The following two chapters are an eyewitness account of the Marxist-led revolution in Germany at the end of the War which led to the collapse of the German state and the Treaty of Versailles, and how Hitler was used by the German Army in 1919 to give political lectures for troops recently returned home. Then, a chapter explains how he was ordered by the Army to report on the tiny and ineffectual “German Labor Party”—and how he ended up being added to its membership without his consent.

From then on, the book is devoted to a description of the activities of the early period of the Nazi party, including the formation of the Brown shirts, the first meetings of the party, the violence perpetrated against the party by the Communists, and  the internal structure of the party. The narrative ends just before the 1923 Putsch which saw him imprisoned.

Only one chapter, “Nation and Race” actually deals with his racial ideology in any real depth—out of a total of twenty-seven.

As can be seen, none of these topics are “mythical” in any sense of the word, and most of the work, which in normal “non-annotated” editions runs to less than 600 pages, is mainly of historical interest.

Nonetheless, Jewish groups in Germany have warned that the “book is dangerous and should never be printed again.”

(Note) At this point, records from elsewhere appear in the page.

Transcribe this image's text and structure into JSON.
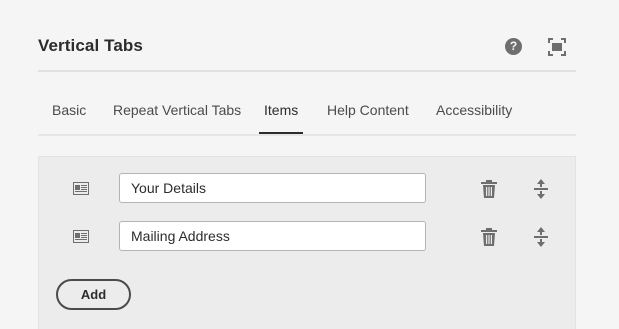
{
  "dialog": {
    "title": "Vertical Tabs",
    "help_icon": "help-circle-icon",
    "fullscreen_icon": "fullscreen-icon",
    "help_glyph": "?"
  },
  "tabs": [
    {
      "label": "Basic",
      "active": false
    },
    {
      "label": "Repeat Vertical Tabs",
      "active": false
    },
    {
      "label": "Items",
      "active": true
    },
    {
      "label": "Help Content",
      "active": false
    },
    {
      "label": "Accessibility",
      "active": false
    }
  ],
  "items": [
    {
      "value": "Your Details",
      "handle_icon": "drag-handle-icon",
      "delete_icon": "trash-icon",
      "move_icon": "move-vertical-icon"
    },
    {
      "value": "Mailing Address",
      "handle_icon": "drag-handle-icon",
      "delete_icon": "trash-icon",
      "move_icon": "move-vertical-icon"
    }
  ],
  "add_button": {
    "label": "Add"
  },
  "colors": {
    "background": "#f5f5f5",
    "panel": "#ececec",
    "text": "#2c2c2c",
    "icon": "#6e6e6e"
  }
}
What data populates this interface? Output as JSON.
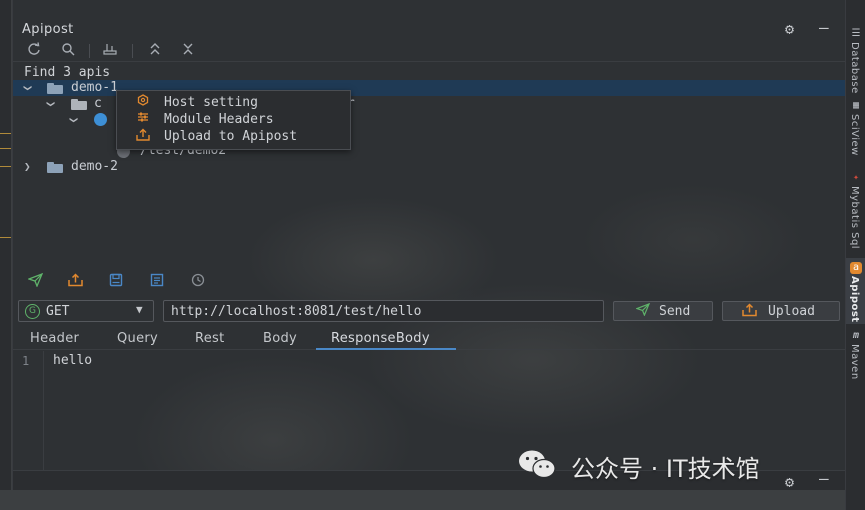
{
  "panel": {
    "title": "Apipost"
  },
  "toolbar": {
    "icons": [
      "refresh-icon",
      "search-icon",
      "tree-icon",
      "expand-icon",
      "collapse-icon"
    ]
  },
  "tree": {
    "summary": "Find 3 apis",
    "nodes": [
      {
        "label": "demo-1",
        "expanded": true,
        "selected": true
      },
      {
        "label": "c",
        "hidden_suffix": "er",
        "expanded": true
      },
      {
        "label": "",
        "expanded": true
      },
      {
        "label": "/test/demo2"
      },
      {
        "label": "demo-2",
        "expanded": false
      }
    ]
  },
  "context_menu": {
    "items": [
      {
        "label": "Host setting",
        "icon": "hexagon-gear-icon"
      },
      {
        "label": "Module Headers",
        "icon": "sliders-icon"
      },
      {
        "label": "Upload to Apipost",
        "icon": "upload-icon"
      }
    ]
  },
  "actions": {
    "icons": [
      "send-icon",
      "upload-icon",
      "save-icon",
      "doc-icon",
      "history-icon"
    ]
  },
  "request": {
    "method_badge": "G",
    "method": "GET",
    "url": "http://localhost:8081/test/hello",
    "send_label": "Send",
    "upload_label": "Upload"
  },
  "tabs": [
    {
      "label": "Header"
    },
    {
      "label": "Query"
    },
    {
      "label": "Rest"
    },
    {
      "label": "Body"
    },
    {
      "label": "ResponseBody",
      "active": true
    }
  ],
  "editor": {
    "line_number": "1",
    "content": "hello"
  },
  "right_sidebar": [
    {
      "label": "Database"
    },
    {
      "label": "SciView"
    },
    {
      "label": "Mybatis Sql"
    },
    {
      "label": "Apipost",
      "active": true
    },
    {
      "label": "Maven"
    }
  ],
  "watermark": {
    "text": "公众号 · IT技术馆"
  },
  "colors": {
    "accent_blue": "#4a88c7",
    "accent_orange": "#e2892f",
    "method_green": "#5fb36a",
    "selection": "#1f3a55"
  }
}
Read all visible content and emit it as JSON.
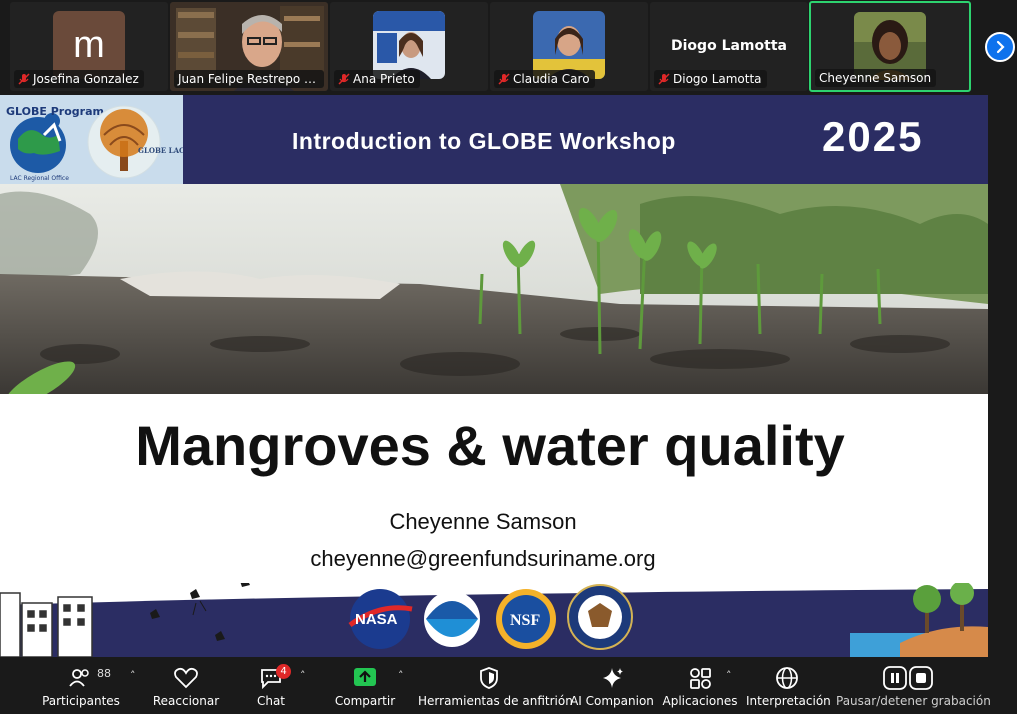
{
  "participants": [
    {
      "name": "Josefina Gonzalez",
      "muted": true,
      "avatar_letter": "m"
    },
    {
      "name": "Juan Felipe Restrepo Me...",
      "muted": false
    },
    {
      "name": "Ana Prieto",
      "muted": true
    },
    {
      "name": "Claudia Caro",
      "muted": true
    },
    {
      "name": "Diogo Lamotta",
      "muted": true,
      "display_name": "Diogo Lamotta"
    },
    {
      "name": "Cheyenne Samson",
      "muted": false,
      "active_speaker": true
    }
  ],
  "slide": {
    "header_title": "Introduction to GLOBE Workshop",
    "header_year": "2025",
    "logo_globe_text": "GLOBE Program",
    "logo_globe_sub": "LAC Regional Office",
    "logo_tree_text": "GLOBE LAC",
    "main_title": "Mangroves & water quality",
    "author": "Cheyenne Samson",
    "email": "cheyenne@greenfundsuriname.org",
    "footer_logos": [
      "NASA",
      "NOAA",
      "NSF",
      "DEPARTMENT OF STATE UNITED STATES OF AMERICA"
    ]
  },
  "toolbar": {
    "participants_label": "Participantes",
    "participants_count": "88",
    "react_label": "Reaccionar",
    "chat_label": "Chat",
    "chat_badge": "4",
    "share_label": "Compartir",
    "host_tools_label": "Herramientas de anfitrión",
    "ai_label": "AI Companion",
    "apps_label": "Aplicaciones",
    "interp_label": "Interpretación",
    "record_label": "Pausar/detener grabación"
  },
  "colors": {
    "slide_header": "#2b2d63",
    "active_border": "#2dd36f",
    "share_green": "#23c552",
    "badge_red": "#e02828",
    "accent_blue": "#0e72ed"
  }
}
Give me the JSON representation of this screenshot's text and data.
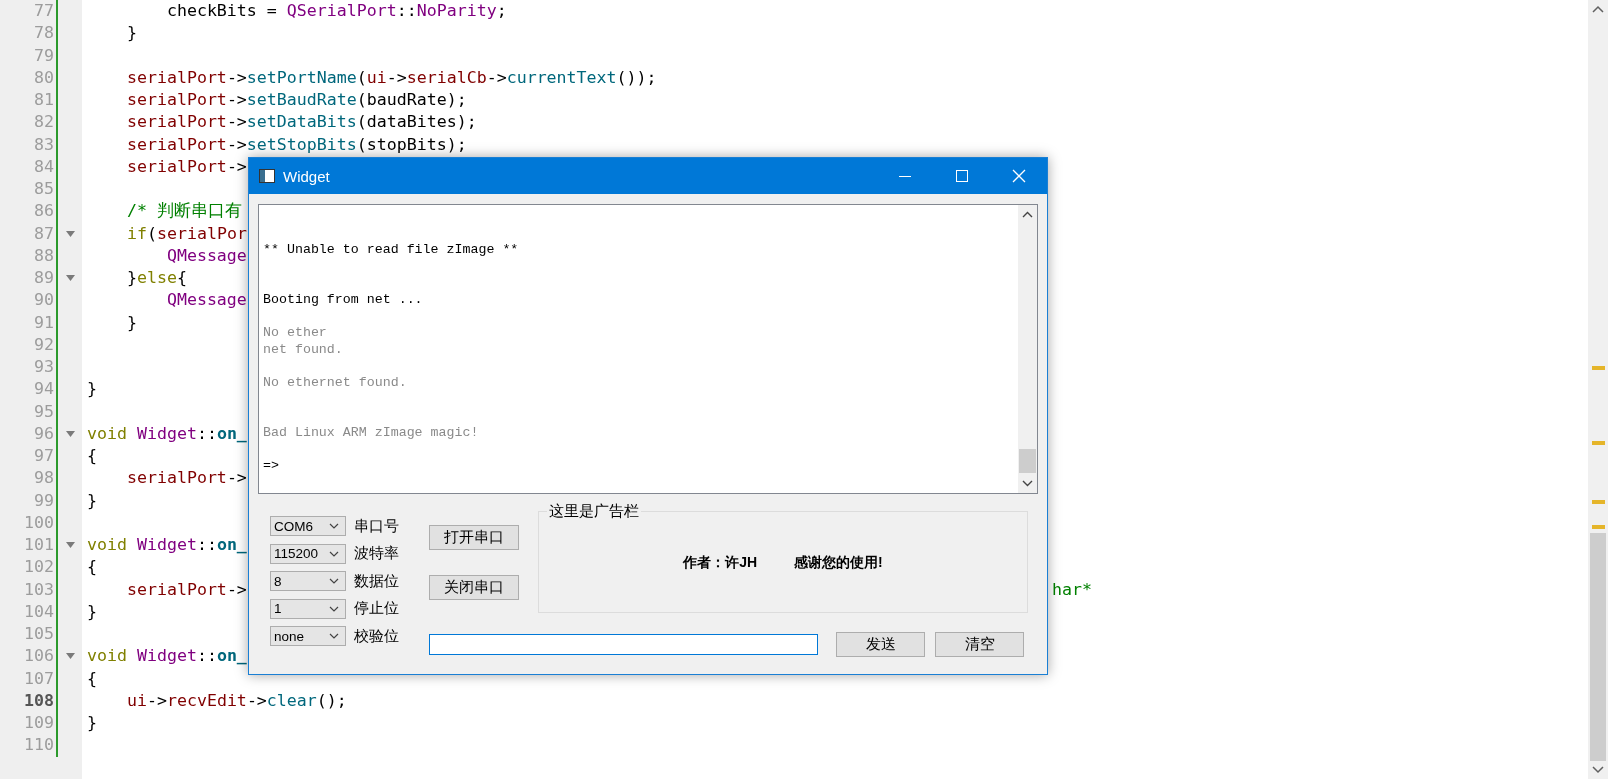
{
  "editor": {
    "lines": [
      {
        "number": "77",
        "foldable": false,
        "current": false,
        "code": [
          {
            "text": "        checkBits = ",
            "kind": "plain"
          },
          {
            "text": "QSerialPort",
            "kind": "type"
          },
          {
            "text": "::",
            "kind": "plain"
          },
          {
            "text": "NoParity",
            "kind": "type"
          },
          {
            "text": ";",
            "kind": "plain"
          }
        ]
      },
      {
        "number": "78",
        "foldable": false,
        "current": false,
        "code": [
          {
            "text": "    }",
            "kind": "plain"
          }
        ]
      },
      {
        "number": "79",
        "foldable": false,
        "current": false
      },
      {
        "number": "80",
        "foldable": false,
        "current": false,
        "code": [
          {
            "text": "    serialPort",
            "kind": "member"
          },
          {
            "text": "->",
            "kind": "plain"
          },
          {
            "text": "setPortName",
            "kind": "func"
          },
          {
            "text": "(",
            "kind": "plain"
          },
          {
            "text": "ui",
            "kind": "member"
          },
          {
            "text": "->",
            "kind": "plain"
          },
          {
            "text": "serialCb",
            "kind": "member"
          },
          {
            "text": "->",
            "kind": "plain"
          },
          {
            "text": "currentText",
            "kind": "func"
          },
          {
            "text": "());",
            "kind": "plain"
          }
        ]
      },
      {
        "number": "81",
        "foldable": false,
        "current": false,
        "code": [
          {
            "text": "    serialPort",
            "kind": "member"
          },
          {
            "text": "->",
            "kind": "plain"
          },
          {
            "text": "setBaudRate",
            "kind": "func"
          },
          {
            "text": "(baudRate);",
            "kind": "plain"
          }
        ]
      },
      {
        "number": "82",
        "foldable": false,
        "current": false,
        "code": [
          {
            "text": "    serialPort",
            "kind": "member"
          },
          {
            "text": "->",
            "kind": "plain"
          },
          {
            "text": "setDataBits",
            "kind": "func"
          },
          {
            "text": "(dataBites);",
            "kind": "plain"
          }
        ]
      },
      {
        "number": "83",
        "foldable": false,
        "current": false,
        "code": [
          {
            "text": "    serialPort",
            "kind": "member"
          },
          {
            "text": "->",
            "kind": "plain"
          },
          {
            "text": "setStopBits",
            "kind": "func"
          },
          {
            "text": "(stopBits);",
            "kind": "plain"
          }
        ]
      },
      {
        "number": "84",
        "foldable": false,
        "current": false,
        "code": [
          {
            "text": "    serialPort",
            "kind": "member"
          },
          {
            "text": "->",
            "kind": "plain"
          }
        ]
      },
      {
        "number": "85",
        "foldable": false,
        "current": false
      },
      {
        "number": "86",
        "foldable": false,
        "current": false,
        "code": [
          {
            "text": "    /* 判断串口有",
            "kind": "comment"
          }
        ]
      },
      {
        "number": "87",
        "foldable": true,
        "current": false,
        "code": [
          {
            "text": "    if",
            "kind": "keyword"
          },
          {
            "text": "(",
            "kind": "plain"
          },
          {
            "text": "serialPor",
            "kind": "member"
          }
        ]
      },
      {
        "number": "88",
        "foldable": false,
        "current": false,
        "code": [
          {
            "text": "        QMessage",
            "kind": "type"
          }
        ]
      },
      {
        "number": "89",
        "foldable": true,
        "current": false,
        "code": [
          {
            "text": "    }",
            "kind": "plain"
          },
          {
            "text": "else",
            "kind": "keyword"
          },
          {
            "text": "{",
            "kind": "plain"
          }
        ]
      },
      {
        "number": "90",
        "foldable": false,
        "current": false,
        "code": [
          {
            "text": "        QMessage",
            "kind": "type"
          }
        ]
      },
      {
        "number": "91",
        "foldable": false,
        "current": false,
        "code": [
          {
            "text": "    }",
            "kind": "plain"
          }
        ]
      },
      {
        "number": "92",
        "foldable": false,
        "current": false
      },
      {
        "number": "93",
        "foldable": false,
        "current": false
      },
      {
        "number": "94",
        "foldable": false,
        "current": false,
        "code": [
          {
            "text": "}",
            "kind": "plain"
          }
        ]
      },
      {
        "number": "95",
        "foldable": false,
        "current": false
      },
      {
        "number": "96",
        "foldable": true,
        "current": false,
        "code": [
          {
            "text": "void ",
            "kind": "keyword"
          },
          {
            "text": "Widget",
            "kind": "type"
          },
          {
            "text": "::",
            "kind": "plain"
          },
          {
            "text": "on_",
            "kind": "funcdef"
          }
        ]
      },
      {
        "number": "97",
        "foldable": false,
        "current": false,
        "code": [
          {
            "text": "{",
            "kind": "plain"
          }
        ]
      },
      {
        "number": "98",
        "foldable": false,
        "current": false,
        "code": [
          {
            "text": "    serialPort",
            "kind": "member"
          },
          {
            "text": "->",
            "kind": "plain"
          }
        ]
      },
      {
        "number": "99",
        "foldable": false,
        "current": false,
        "code": [
          {
            "text": "}",
            "kind": "plain"
          }
        ]
      },
      {
        "number": "100",
        "foldable": false,
        "current": false
      },
      {
        "number": "101",
        "foldable": true,
        "current": false,
        "code": [
          {
            "text": "void ",
            "kind": "keyword"
          },
          {
            "text": "Widget",
            "kind": "type"
          },
          {
            "text": "::",
            "kind": "plain"
          },
          {
            "text": "on_",
            "kind": "funcdef"
          }
        ]
      },
      {
        "number": "102",
        "foldable": false,
        "current": false,
        "code": [
          {
            "text": "{",
            "kind": "plain"
          }
        ]
      },
      {
        "number": "103",
        "foldable": false,
        "current": false,
        "code": [
          {
            "text": "    serialPort",
            "kind": "member"
          },
          {
            "text": "->",
            "kind": "plain"
          }
        ],
        "tail": [
          {
            "text": "har*",
            "kind": "comment"
          }
        ]
      },
      {
        "number": "104",
        "foldable": false,
        "current": false,
        "code": [
          {
            "text": "}",
            "kind": "plain"
          }
        ]
      },
      {
        "number": "105",
        "foldable": false,
        "current": false
      },
      {
        "number": "106",
        "foldable": true,
        "current": false,
        "code": [
          {
            "text": "void ",
            "kind": "keyword"
          },
          {
            "text": "Widget",
            "kind": "type"
          },
          {
            "text": "::",
            "kind": "plain"
          },
          {
            "text": "on_",
            "kind": "funcdef"
          }
        ]
      },
      {
        "number": "107",
        "foldable": false,
        "current": false,
        "code": [
          {
            "text": "{",
            "kind": "plain"
          }
        ]
      },
      {
        "number": "108",
        "foldable": false,
        "current": true,
        "code": [
          {
            "text": "    ui",
            "kind": "member"
          },
          {
            "text": "->",
            "kind": "plain"
          },
          {
            "text": "recvEdit",
            "kind": "member"
          },
          {
            "text": "->",
            "kind": "plain"
          },
          {
            "text": "clear",
            "kind": "func"
          },
          {
            "text": "();",
            "kind": "plain"
          }
        ]
      },
      {
        "number": "109",
        "foldable": false,
        "current": false,
        "code": [
          {
            "text": "}",
            "kind": "plain"
          }
        ]
      },
      {
        "number": "110",
        "foldable": false,
        "current": false
      }
    ]
  },
  "window": {
    "title": "Widget",
    "console": [
      {
        "kind": "blank"
      },
      {
        "kind": "blank"
      },
      {
        "kind": "text",
        "text": "** Unable to read file zImage **",
        "dim": false
      },
      {
        "kind": "blank"
      },
      {
        "kind": "blank"
      },
      {
        "kind": "text",
        "text": "Booting from net ...",
        "dim": false
      },
      {
        "kind": "blank"
      },
      {
        "kind": "text",
        "text": "No ether",
        "dim": true
      },
      {
        "kind": "text",
        "text": "net found.",
        "dim": true
      },
      {
        "kind": "blank"
      },
      {
        "kind": "text",
        "text": "No ethernet found.",
        "dim": true
      },
      {
        "kind": "blank"
      },
      {
        "kind": "blank"
      },
      {
        "kind": "text",
        "text": "Bad Linux ARM zImage magic!",
        "dim": true
      },
      {
        "kind": "blank"
      },
      {
        "kind": "text",
        "text": "=>",
        "dim": false
      }
    ],
    "settings": [
      {
        "value": "COM6",
        "label": "串口号"
      },
      {
        "value": "115200",
        "label": "波特率"
      },
      {
        "value": "8",
        "label": "数据位"
      },
      {
        "value": "1",
        "label": "停止位"
      },
      {
        "value": "none",
        "label": "校验位"
      }
    ],
    "open_button": "打开串口",
    "close_button": "关闭串口",
    "ad_box": {
      "title": "这里是广告栏",
      "author": "作者：许JH",
      "thanks": "感谢您的使用!"
    },
    "send_field": {
      "focused": true
    },
    "send_button": "发送",
    "clear_button": "清空"
  }
}
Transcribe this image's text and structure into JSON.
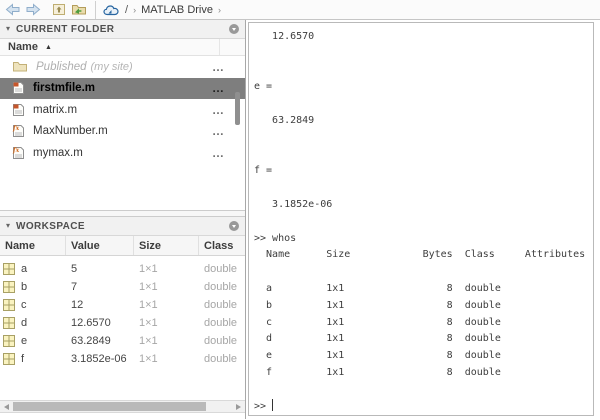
{
  "toolbar": {
    "breadcrumb": {
      "root": "/",
      "drive_label": "MATLAB Drive"
    }
  },
  "icons": {
    "collapse": "▾",
    "sort_asc": "▲",
    "menu_dots": "…",
    "crumb_sep": "›"
  },
  "current_folder": {
    "title": "CURRENT FOLDER",
    "name_column": "Name",
    "files": [
      {
        "name": "Published",
        "suffix": "(my site)",
        "type": "folder"
      },
      {
        "name": "firstmfile.m",
        "type": "script",
        "selected": true
      },
      {
        "name": "matrix.m",
        "type": "script"
      },
      {
        "name": "MaxNumber.m",
        "type": "function"
      },
      {
        "name": "mymax.m",
        "type": "function"
      }
    ]
  },
  "workspace": {
    "title": "WORKSPACE",
    "columns": {
      "name": "Name",
      "value": "Value",
      "size": "Size",
      "class": "Class"
    },
    "variables": [
      {
        "name": "a",
        "value": "5",
        "size": "1×1",
        "class": "double"
      },
      {
        "name": "b",
        "value": "7",
        "size": "1×1",
        "class": "double"
      },
      {
        "name": "c",
        "value": "12",
        "size": "1×1",
        "class": "double"
      },
      {
        "name": "d",
        "value": "12.6570",
        "size": "1×1",
        "class": "double"
      },
      {
        "name": "e",
        "value": "63.2849",
        "size": "1×1",
        "class": "double"
      },
      {
        "name": "f",
        "value": "3.1852e-06",
        "size": "1×1",
        "class": "double"
      }
    ]
  },
  "command_window": {
    "text": "   12.6570\n\n\ne =\n\n   63.2849\n\n\nf =\n\n   3.1852e-06\n\n>> whos\n  Name      Size            Bytes  Class     Attributes\n\n  a         1x1                 8  double    \n  b         1x1                 8  double    \n  c         1x1                 8  double    \n  d         1x1                 8  double    \n  e         1x1                 8  double    \n  f         1x1                 8  double    \n\n>> "
  },
  "colors": {
    "selected_row": "#7e7e7e",
    "panel_header_bg": "#f1f1f1",
    "accent_cloud_blue": "#2765a0",
    "function_orange": "#d2691e",
    "grid_icon_yellow": "#faf3c0"
  }
}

Of course, the Internet and the free availability of the book in so many different formats has made a mockery of the German government’s censorship of the text.